But County Durham can boast town, country and sea shore.
Groups and independent travellers alike will enjoy a day at the seaside exploring the Durham Heritage Coast with its dramatic cliffs of Magnesium Limestone grassland. Find out what a dene is, explore the area’s maritime and industrial heritage and travel across millions of years of geological time in the company of your Blue Badge Guide. Ice cream, anyone?
By contrast, the high Pennine moorland in the west side of the County offers those all-important majestic scenic views from the coach window. Weardale, Teesdale and the Derwent valley offer up their stories of lead miners, Methodism, farming communities, protected landscape and even the odd literary and artistic connection or two. All accompanied by the seasonal soundtrack of the haunting calls of upland birds. Tell us where your interests lie and we will plan an itinerary showcasing all that is good in the North Pennines Area of Outstanding Natural Beauty.
Be mesmerised by the power of the River Tees as it cascades over High Force Waterfall or astonished by the collection of European art, textiles and ceramics at The Bowes Museum located in the quaint market town of Barnard Castle. Outside and inside this is a building of beauty.
And don’t forget Bishop Auckland. The town is now at the centre of exciting and transformative tourism developments which make it a key player in our regional story. Auckland Palace was the former country residence of the Prince Bishops of Durham and the recent comprehensive restoration and refurbishment of its State rooms is simply stunning.

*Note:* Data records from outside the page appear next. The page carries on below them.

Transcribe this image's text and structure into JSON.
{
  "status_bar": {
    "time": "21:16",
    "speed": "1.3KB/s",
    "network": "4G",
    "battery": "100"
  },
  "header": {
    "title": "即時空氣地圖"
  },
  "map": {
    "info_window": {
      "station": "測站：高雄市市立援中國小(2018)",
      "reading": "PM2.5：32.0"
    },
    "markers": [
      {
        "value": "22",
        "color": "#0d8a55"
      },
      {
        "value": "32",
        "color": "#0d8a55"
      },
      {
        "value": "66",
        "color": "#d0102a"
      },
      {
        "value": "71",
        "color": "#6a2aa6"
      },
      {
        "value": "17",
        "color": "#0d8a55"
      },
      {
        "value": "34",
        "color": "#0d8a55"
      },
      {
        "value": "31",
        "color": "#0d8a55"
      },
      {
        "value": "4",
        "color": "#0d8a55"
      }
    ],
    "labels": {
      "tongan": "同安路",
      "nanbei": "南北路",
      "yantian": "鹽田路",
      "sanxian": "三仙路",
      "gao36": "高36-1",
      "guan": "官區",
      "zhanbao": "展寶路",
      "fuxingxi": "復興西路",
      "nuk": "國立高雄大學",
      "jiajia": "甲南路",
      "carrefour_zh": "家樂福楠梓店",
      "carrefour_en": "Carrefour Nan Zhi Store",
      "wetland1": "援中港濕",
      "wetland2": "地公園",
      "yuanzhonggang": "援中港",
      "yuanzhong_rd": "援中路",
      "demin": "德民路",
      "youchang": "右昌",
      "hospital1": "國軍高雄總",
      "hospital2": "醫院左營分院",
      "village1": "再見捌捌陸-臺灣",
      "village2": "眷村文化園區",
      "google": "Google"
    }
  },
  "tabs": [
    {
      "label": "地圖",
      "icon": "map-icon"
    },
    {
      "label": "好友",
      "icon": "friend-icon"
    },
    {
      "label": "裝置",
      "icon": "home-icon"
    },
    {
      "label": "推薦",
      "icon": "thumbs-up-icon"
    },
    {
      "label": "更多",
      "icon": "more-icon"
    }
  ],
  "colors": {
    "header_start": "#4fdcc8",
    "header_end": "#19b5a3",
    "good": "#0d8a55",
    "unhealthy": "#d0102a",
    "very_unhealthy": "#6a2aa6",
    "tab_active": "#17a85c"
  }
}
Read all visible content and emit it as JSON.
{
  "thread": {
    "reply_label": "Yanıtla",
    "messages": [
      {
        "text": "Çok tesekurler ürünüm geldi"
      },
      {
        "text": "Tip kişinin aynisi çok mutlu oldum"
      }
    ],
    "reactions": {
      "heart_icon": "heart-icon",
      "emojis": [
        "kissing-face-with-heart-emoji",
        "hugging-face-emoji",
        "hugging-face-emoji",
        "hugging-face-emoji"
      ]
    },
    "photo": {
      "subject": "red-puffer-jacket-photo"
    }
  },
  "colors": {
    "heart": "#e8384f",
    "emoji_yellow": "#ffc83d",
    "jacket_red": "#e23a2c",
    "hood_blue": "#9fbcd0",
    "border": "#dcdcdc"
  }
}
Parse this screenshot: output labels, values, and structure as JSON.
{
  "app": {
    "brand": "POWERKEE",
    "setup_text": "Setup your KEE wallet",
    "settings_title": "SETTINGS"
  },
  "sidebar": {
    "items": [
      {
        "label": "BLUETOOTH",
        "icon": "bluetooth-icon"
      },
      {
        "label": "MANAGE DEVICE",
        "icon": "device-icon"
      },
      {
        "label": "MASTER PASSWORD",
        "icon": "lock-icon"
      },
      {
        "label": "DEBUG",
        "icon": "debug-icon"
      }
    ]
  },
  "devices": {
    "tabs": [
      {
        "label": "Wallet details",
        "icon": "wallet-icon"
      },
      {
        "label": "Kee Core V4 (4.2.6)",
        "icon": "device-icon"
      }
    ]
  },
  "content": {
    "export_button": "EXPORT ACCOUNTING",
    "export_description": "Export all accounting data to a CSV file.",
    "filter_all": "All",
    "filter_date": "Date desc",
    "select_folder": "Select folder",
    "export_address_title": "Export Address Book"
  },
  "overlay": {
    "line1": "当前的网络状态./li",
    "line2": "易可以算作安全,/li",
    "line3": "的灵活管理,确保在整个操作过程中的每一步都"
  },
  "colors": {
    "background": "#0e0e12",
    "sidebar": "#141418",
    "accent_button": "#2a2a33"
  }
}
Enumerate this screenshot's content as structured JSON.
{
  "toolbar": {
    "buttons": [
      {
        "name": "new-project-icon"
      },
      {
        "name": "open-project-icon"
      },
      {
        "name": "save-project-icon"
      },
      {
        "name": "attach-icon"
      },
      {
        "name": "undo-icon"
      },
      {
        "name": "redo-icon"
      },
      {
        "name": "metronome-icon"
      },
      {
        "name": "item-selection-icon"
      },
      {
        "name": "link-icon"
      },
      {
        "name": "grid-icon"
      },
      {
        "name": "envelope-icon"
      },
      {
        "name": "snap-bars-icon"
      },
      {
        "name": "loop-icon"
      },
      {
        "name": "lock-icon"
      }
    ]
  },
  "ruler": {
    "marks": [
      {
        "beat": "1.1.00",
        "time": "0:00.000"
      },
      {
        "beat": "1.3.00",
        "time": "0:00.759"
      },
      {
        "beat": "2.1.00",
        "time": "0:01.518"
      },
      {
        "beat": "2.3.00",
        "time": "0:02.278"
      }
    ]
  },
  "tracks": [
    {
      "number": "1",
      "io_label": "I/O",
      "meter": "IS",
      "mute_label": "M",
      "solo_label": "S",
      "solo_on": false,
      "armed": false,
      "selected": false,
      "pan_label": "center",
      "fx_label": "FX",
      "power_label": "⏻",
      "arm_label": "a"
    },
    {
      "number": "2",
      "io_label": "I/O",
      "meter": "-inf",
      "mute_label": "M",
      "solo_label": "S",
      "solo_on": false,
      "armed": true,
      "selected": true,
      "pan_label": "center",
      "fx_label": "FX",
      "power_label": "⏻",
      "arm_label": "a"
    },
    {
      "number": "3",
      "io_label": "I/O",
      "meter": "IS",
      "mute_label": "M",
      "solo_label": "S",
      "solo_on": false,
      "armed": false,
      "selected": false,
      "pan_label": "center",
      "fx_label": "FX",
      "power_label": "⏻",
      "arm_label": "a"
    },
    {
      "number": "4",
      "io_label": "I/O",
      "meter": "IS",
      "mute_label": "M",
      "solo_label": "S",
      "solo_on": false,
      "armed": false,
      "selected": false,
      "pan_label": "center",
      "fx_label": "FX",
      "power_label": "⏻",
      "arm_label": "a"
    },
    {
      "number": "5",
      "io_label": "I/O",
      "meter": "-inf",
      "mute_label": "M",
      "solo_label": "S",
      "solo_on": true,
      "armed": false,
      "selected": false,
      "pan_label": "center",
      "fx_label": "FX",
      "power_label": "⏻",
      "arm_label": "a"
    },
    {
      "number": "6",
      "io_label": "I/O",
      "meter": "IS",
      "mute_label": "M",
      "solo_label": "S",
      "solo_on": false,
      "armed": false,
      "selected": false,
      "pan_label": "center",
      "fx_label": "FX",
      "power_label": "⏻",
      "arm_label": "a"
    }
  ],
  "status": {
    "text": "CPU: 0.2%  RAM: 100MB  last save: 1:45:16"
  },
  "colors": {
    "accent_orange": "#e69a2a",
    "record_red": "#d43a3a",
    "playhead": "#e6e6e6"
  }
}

Stroll across the historic Market Place to visit the intriguing art collection at the Spanish Art Gallery before exploring the dark underworld of Durham’s industrial legacy through the works of locally celebrated artists on show in the Mining Art Gallery.
Leave sufficient time to spend a day at Beamish Museum and immersive yourself in the industrial and social heritage of our region.
Your Blue Badge Guide will set the scene by describing what there is to discover across this multi-award winning site. Watch old fashioned confectionary being made by hand or pop into The Town’s pub to taste its finest brew.
In the Pit Village venture underground into the drift mine to learn of the life of the region’s coalminers. And round off the day with a step into the Museum’s 1950s village where rock n’ roll music and blue formica table tops create instant memories.
Blue Badge Guides can help you discover our fascinating and nationally important railway heritage too. We love the National Railway Museum Locomotion at Shildon with its extensive exhibits and links to two of the nation’s most important 19th century railway engineers: George Stephenson and Timothy Hackworth.